Working as an independent contractor is an option for Board Certified ABA providers, only. Per federal regulations, RBT’s, student behavior technicians and behavior technicians must work as an employee, as they require supervision to conduct their job responsibilities.
Flexible Schedules & Responsibilities
- Working as an independent contractor (IC) means you are not an employee of the organization. IC’s are professionals who have the qualifications and trainings necessary to provide services on behalf of an organization of their choice, on an as-needed basis.
- IC’s primary obligations to the organization are to provide services that are in line with the organization’s practice guidelines, missions and values. IC’s have the flexibility to work within their personal availability, to be as involved they wish with additional organizational functions, and to contract their services with any organization they choose.
- IC’s weekly/monthly hours are dependent on the number of cases they agree to take on with the organization(s), and is reliant on the amount of work opportunities the organization(s) have to offer. More simply stated, the amount of hours IC’s work is not guaranteed by any organization, and may fluctuate over time.
- Independent contractors do not receive standard benefits from the organization(s) they contract with, as is characteristic of employees. As a result, IC’s typically receive higher hourly compensation, pay their own taxes, and manage their own benefits. This includes, but is not limited to, planning for vacations and time off, developing savings and retirement plans, and choosing personal health insurance plans.
- IC’s have a very large range of compensation opportunities, as they have the ability to work as much, or as little as possible. When IC’s work, they get paid; when they do not work, they do not get paid.

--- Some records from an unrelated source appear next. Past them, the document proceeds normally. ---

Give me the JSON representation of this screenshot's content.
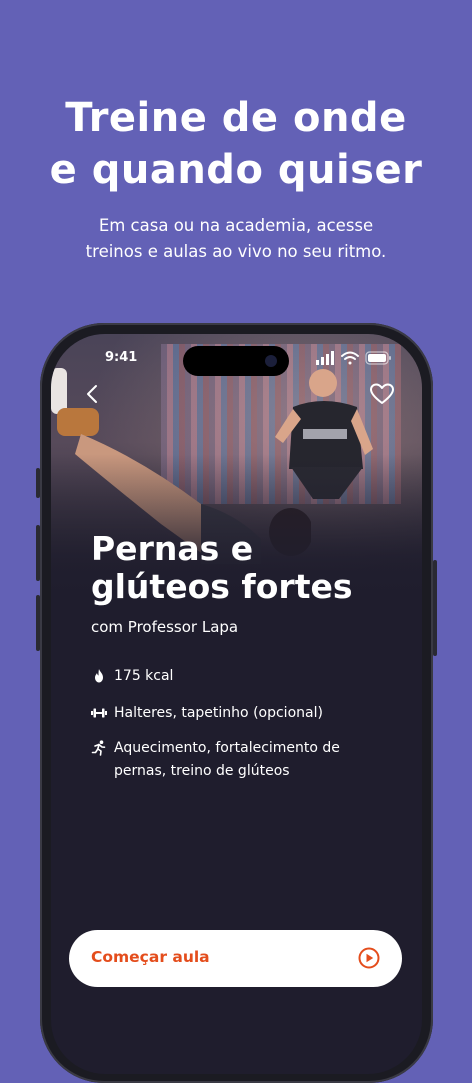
{
  "headline": {
    "line1": "Treine de onde",
    "line2": "e quando quiser"
  },
  "subheadline": {
    "line1": "Em casa ou na academia, acesse",
    "line2": "treinos e aulas ao vivo no seu ritmo."
  },
  "phone": {
    "status_bar": {
      "time": "9:41"
    },
    "workout": {
      "title_line1": "Pernas e",
      "title_line2": "glúteos fortes",
      "instructor": "com Professor Lapa",
      "details": [
        {
          "icon": "flame-icon",
          "text": "175 kcal"
        },
        {
          "icon": "dumbbell-icon",
          "text": "Halteres, tapetinho (opcional)"
        },
        {
          "icon": "running-icon",
          "text_line1": "Aquecimento, fortalecimento de",
          "text_line2": "pernas, treino de glúteos"
        }
      ]
    },
    "cta": {
      "label": "Começar aula",
      "icon": "play-circle-icon"
    }
  },
  "colors": {
    "background": "#6361b6",
    "screen": "#1f1d2d",
    "accent": "#e44d1c"
  }
}
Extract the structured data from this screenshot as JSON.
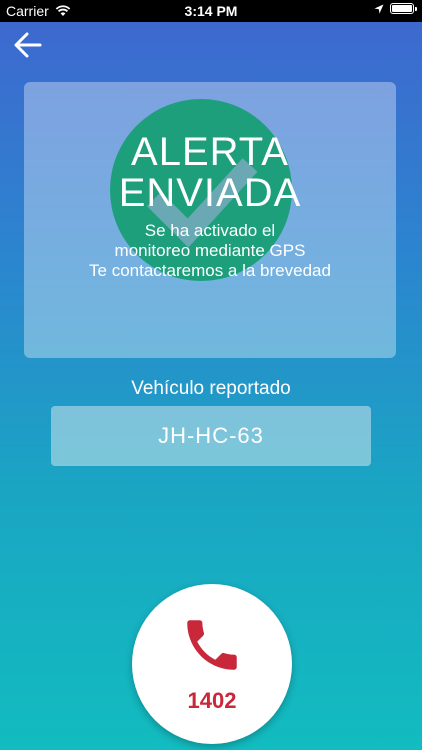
{
  "status_bar": {
    "carrier": "Carrier",
    "time": "3:14 PM",
    "icons": [
      "wifi-icon",
      "location-arrow-icon",
      "battery-icon"
    ]
  },
  "nav": {
    "back_icon": "arrow-left-icon"
  },
  "alert": {
    "title_line1": "ALERTA",
    "title_line2": "ENVIADA",
    "message_line1": "Se ha activado el",
    "message_line2": "monitoreo mediante GPS",
    "message_line3": "Te contactaremos a la brevedad",
    "badge_color": "#1e9f7c",
    "badge_icon": "checkmark-icon"
  },
  "vehicle": {
    "label": "Vehículo reportado",
    "plate": "JH-HC-63"
  },
  "call": {
    "number": "1402",
    "icon": "phone-icon",
    "color": "#c8283a"
  }
}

Therefore, sound financial management is critical for IC’s, as there is no guarantee of work or consistent compensation.